Foreclosure Alternatives

Whether you anticipate yourself falling behind on your mortgage or are already behind, know that you do have several options available to you. There are alternatives to foreclosure that do far less damage to your credit. Consider the following…


If you want to keep the home:

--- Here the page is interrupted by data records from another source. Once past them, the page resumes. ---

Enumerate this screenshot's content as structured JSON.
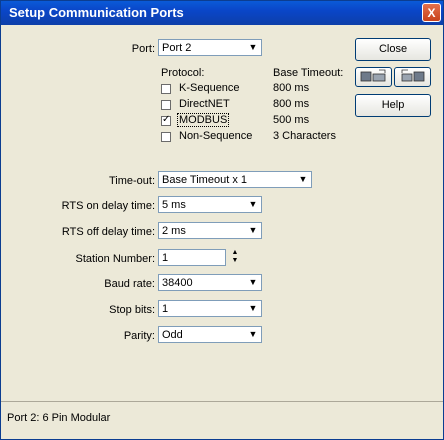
{
  "window": {
    "title": "Setup Communication Ports",
    "close_glyph": "X"
  },
  "port": {
    "label": "Port:",
    "value": "Port 2"
  },
  "buttons": {
    "close": "Close",
    "help": "Help"
  },
  "protocol": {
    "header": "Protocol:",
    "timeout_header": "Base Timeout:",
    "items": [
      {
        "name": "K-Sequence",
        "timeout": "800 ms",
        "checked": false
      },
      {
        "name": "DirectNET",
        "timeout": "800 ms",
        "checked": false
      },
      {
        "name": "MODBUS",
        "timeout": "500 ms",
        "checked": true
      },
      {
        "name": "Non-Sequence",
        "timeout": "3 Characters",
        "checked": false
      }
    ]
  },
  "timeout": {
    "label": "Time-out:",
    "value": "Base Timeout x 1"
  },
  "rts_on": {
    "label": "RTS on delay time:",
    "value": "5 ms"
  },
  "rts_off": {
    "label": "RTS off delay time:",
    "value": "2 ms"
  },
  "station": {
    "label": "Station Number:",
    "value": "1"
  },
  "baud": {
    "label": "Baud rate:",
    "value": "38400"
  },
  "stop": {
    "label": "Stop bits:",
    "value": "1"
  },
  "parity": {
    "label": "Parity:",
    "value": "Odd"
  },
  "statusbar": {
    "text": "Port 2: 6 Pin Modular"
  },
  "icons": {
    "upload": "pc-to-plc-icon",
    "download": "plc-to-pc-icon"
  }
}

  • Bring payments to current (also, “reinstatement”)
    In Illinois, a homeowner has 90 days from their Notice of Default to bring their payments current. This includes all past-due payments along with any fines and fees associated with foreclosure proceedings.
  • Rent the property
    This may be an option for homeowners with mortgage payments low enough that a rental payment allows the mortgage to be paid. Keep in mind that there are additional responsibilities such as taxes, insurance, landlord duties, etc., and the rental income may not ever cover your expenses entirely.
  • Loan Modification
    If you have fallen behind on your mortgage payments, you may find that your situation changes and you now have enough money to make payments again but are unable to catch up with past payments. In this case, your lender may adjust the terms of your original loan in a number of ways, such as absorbing the delinquent payments and adding them to the back-end of your loan, lengthen the payment period, lower the interest rate, or make an adjustable fate fixed. A homeowner must exhibit financial hardship and provide full documentation to their lender.
  • Refinance
    If you have equity in your home and your credit is in good standing, then you may consider refinancing an unaffordable loan to achieve lower payments. Current home values should be taken into account when considering refinancing to ensure that you qualify.
  • Payment Plan (also, “forbearance”)
    This is a temporary solution that allows you to pay a portion of your regular payment, or no payment at all, for an agreed to period of time based on your financial situation. Once the forbearance period has ended, you begin making your regular payments plus an additional amount to pay off the past-due amount.


If you cannot keep the home:

  • Short Sale
    If you owe more on your home than it is worth and do not want to declare (because it will not resolve your financial situation), then you may want to consider hiring a short sale expert to assist you with the sale of your home and negotiate a short sale agreement with your lender. See our short sale vs. foreclosure page to see the benefits of a short sale over foreclosure. The waiting period to establish credit history after a short sale is generally 2 years compared to 5-7 years following a foreclosure.
  • Deed-in-lieu of foreclosure (also, “friendly foreclosure”)
    This means that you return the deed and house to the bank, instead of facing foreclosure, and walk away. Lender approval is required and this is not an option for you if you have more than one mortgage. The mandatory waiting period to establish credit history after a deed-in-lieu has been lowered to 4 years compared to the 5-7 years following a foreclosure. While a deed-in-lieu may have less of an impact on your ability to own a home in the future than an actual foreclosure, a short sale is generally a better option if you are going to cooperate with your lender.